§ **Input**
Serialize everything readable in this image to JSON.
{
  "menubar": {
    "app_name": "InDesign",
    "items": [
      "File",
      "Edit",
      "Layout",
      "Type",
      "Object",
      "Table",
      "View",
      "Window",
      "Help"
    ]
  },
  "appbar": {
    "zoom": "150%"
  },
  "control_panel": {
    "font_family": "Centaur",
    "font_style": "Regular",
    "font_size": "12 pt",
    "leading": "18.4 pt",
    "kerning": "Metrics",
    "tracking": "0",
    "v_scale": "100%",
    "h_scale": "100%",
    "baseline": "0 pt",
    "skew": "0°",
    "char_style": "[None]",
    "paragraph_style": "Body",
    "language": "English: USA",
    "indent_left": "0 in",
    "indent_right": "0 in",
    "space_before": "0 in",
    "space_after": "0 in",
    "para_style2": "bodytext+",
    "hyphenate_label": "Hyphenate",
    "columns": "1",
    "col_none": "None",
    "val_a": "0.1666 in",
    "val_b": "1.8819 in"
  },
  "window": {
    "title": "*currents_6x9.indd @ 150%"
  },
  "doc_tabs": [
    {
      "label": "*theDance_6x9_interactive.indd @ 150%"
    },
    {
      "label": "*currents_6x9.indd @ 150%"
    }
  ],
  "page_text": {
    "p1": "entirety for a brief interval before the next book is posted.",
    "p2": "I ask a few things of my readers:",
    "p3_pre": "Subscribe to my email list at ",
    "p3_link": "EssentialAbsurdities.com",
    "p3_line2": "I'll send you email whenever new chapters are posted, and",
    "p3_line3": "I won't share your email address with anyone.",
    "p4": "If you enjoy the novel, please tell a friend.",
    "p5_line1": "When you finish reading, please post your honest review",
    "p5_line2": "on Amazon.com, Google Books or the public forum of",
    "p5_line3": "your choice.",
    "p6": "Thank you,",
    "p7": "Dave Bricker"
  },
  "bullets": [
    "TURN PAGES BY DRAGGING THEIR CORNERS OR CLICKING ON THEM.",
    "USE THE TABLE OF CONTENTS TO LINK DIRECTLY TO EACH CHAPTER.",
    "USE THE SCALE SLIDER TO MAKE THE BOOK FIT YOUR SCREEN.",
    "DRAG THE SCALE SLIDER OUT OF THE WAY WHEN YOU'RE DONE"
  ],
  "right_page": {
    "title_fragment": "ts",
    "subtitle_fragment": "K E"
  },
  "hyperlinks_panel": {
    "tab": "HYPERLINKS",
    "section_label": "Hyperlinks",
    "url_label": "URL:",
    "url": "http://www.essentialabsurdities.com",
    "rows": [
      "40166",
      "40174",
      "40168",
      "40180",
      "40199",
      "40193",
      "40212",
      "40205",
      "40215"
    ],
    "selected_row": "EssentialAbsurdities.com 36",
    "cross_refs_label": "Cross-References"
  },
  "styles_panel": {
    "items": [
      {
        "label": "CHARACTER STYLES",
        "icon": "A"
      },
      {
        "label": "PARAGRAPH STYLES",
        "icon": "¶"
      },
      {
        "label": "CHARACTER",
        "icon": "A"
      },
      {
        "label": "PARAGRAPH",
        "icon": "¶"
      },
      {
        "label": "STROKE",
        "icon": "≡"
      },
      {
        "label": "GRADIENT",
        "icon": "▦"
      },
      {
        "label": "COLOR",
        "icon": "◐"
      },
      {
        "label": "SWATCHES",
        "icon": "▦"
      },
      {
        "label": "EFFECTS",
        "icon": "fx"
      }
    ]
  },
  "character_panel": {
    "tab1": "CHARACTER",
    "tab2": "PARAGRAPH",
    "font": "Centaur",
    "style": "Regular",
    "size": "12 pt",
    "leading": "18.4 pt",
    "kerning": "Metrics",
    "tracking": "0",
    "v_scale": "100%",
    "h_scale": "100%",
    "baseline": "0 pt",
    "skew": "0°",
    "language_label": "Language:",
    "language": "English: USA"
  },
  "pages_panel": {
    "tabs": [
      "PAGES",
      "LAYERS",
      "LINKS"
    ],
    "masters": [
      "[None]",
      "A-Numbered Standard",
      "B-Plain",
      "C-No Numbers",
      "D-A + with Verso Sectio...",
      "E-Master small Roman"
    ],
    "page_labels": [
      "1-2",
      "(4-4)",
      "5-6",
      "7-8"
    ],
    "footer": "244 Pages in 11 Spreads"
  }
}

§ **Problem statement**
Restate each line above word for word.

§ **Solution**
Serialize everything readable in this image to JSON.
{
  "menubar": {
    "app_name": "InDesign",
    "items": [
      "File",
      "Edit",
      "Layout",
      "Type",
      "Object",
      "Table",
      "View",
      "Window",
      "Help"
    ]
  },
  "appbar": {
    "zoom": "150%"
  },
  "control_panel": {
    "font_family": "Centaur",
    "font_style": "Regular",
    "font_size": "12 pt",
    "leading": "18.4 pt",
    "kerning": "Metrics",
    "tracking": "0",
    "v_scale": "100%",
    "h_scale": "100%",
    "baseline": "0 pt",
    "skew": "0°",
    "char_style": "[None]",
    "paragraph_style": "Body",
    "language": "English: USA",
    "indent_left": "0 in",
    "indent_right": "0 in",
    "space_before": "0 in",
    "space_after": "0 in",
    "para_style2": "bodytext+",
    "hyphenate_label": "Hyphenate",
    "columns": "1",
    "col_none": "None",
    "val_a": "0.1666 in",
    "val_b": "1.8819 in"
  },
  "window": {
    "title": "*currents_6x9.indd @ 150%"
  },
  "doc_tabs": [
    {
      "label": "*theDance_6x9_interactive.indd @ 150%"
    },
    {
      "label": "*currents_6x9.indd @ 150%"
    }
  ],
  "page_text": {
    "p1": "entirety for a brief interval before the next book is posted.",
    "p2": "I ask a few things of my readers:",
    "p3_pre": "Subscribe to my email list at ",
    "p3_link": "EssentialAbsurdities.com",
    "p3_line2": "I'll send you email whenever new chapters are posted, and",
    "p3_line3": "I won't share your email address with anyone.",
    "p4": "If you enjoy the novel, please tell a friend.",
    "p5_line1": "When you finish reading, please post your honest review",
    "p5_line2": "on Amazon.com, Google Books or the public forum of",
    "p5_line3": "your choice.",
    "p6": "Thank you,",
    "p7": "Dave Bricker"
  },
  "bullets": [
    "TURN PAGES BY DRAGGING THEIR CORNERS OR CLICKING ON THEM.",
    "USE THE TABLE OF CONTENTS TO LINK DIRECTLY TO EACH CHAPTER.",
    "USE THE SCALE SLIDER TO MAKE THE BOOK FIT YOUR SCREEN.",
    "DRAG THE SCALE SLIDER OUT OF THE WAY WHEN YOU'RE DONE"
  ],
  "right_page": {
    "title_fragment": "ts",
    "subtitle_fragment": "K E"
  },
  "hyperlinks_panel": {
    "tab": "HYPERLINKS",
    "section_label": "Hyperlinks",
    "url_label": "URL:",
    "url": "http://www.essentialabsurdities.com",
    "rows": [
      "40166",
      "40174",
      "40168",
      "40180",
      "40199",
      "40193",
      "40212",
      "40205",
      "40215"
    ],
    "selected_row": "EssentialAbsurdities.com 36",
    "cross_refs_label": "Cross-References"
  },
  "styles_panel": {
    "items": [
      {
        "label": "CHARACTER STYLES",
        "icon": "A"
      },
      {
        "label": "PARAGRAPH STYLES",
        "icon": "¶"
      },
      {
        "label": "CHARACTER",
        "icon": "A"
      },
      {
        "label": "PARAGRAPH",
        "icon": "¶"
      },
      {
        "label": "STROKE",
        "icon": "≡"
      },
      {
        "label": "GRADIENT",
        "icon": "▦"
      },
      {
        "label": "COLOR",
        "icon": "◐"
      },
      {
        "label": "SWATCHES",
        "icon": "▦"
      },
      {
        "label": "EFFECTS",
        "icon": "fx"
      }
    ]
  },
  "character_panel": {
    "tab1": "CHARACTER",
    "tab2": "PARAGRAPH",
    "font": "Centaur",
    "style": "Regular",
    "size": "12 pt",
    "leading": "18.4 pt",
    "kerning": "Metrics",
    "tracking": "0",
    "v_scale": "100%",
    "h_scale": "100%",
    "baseline": "0 pt",
    "skew": "0°",
    "language_label": "Language:",
    "language": "English: USA"
  },
  "pages_panel": {
    "tabs": [
      "PAGES",
      "LAYERS",
      "LINKS"
    ],
    "masters": [
      "[None]",
      "A-Numbered Standard",
      "B-Plain",
      "C-No Numbers",
      "D-A + with Verso Sectio...",
      "E-Master small Roman"
    ],
    "page_labels": [
      "1-2",
      "(4-4)",
      "5-6",
      "7-8"
    ],
    "footer": "244 Pages in 11 Spreads"
  }
}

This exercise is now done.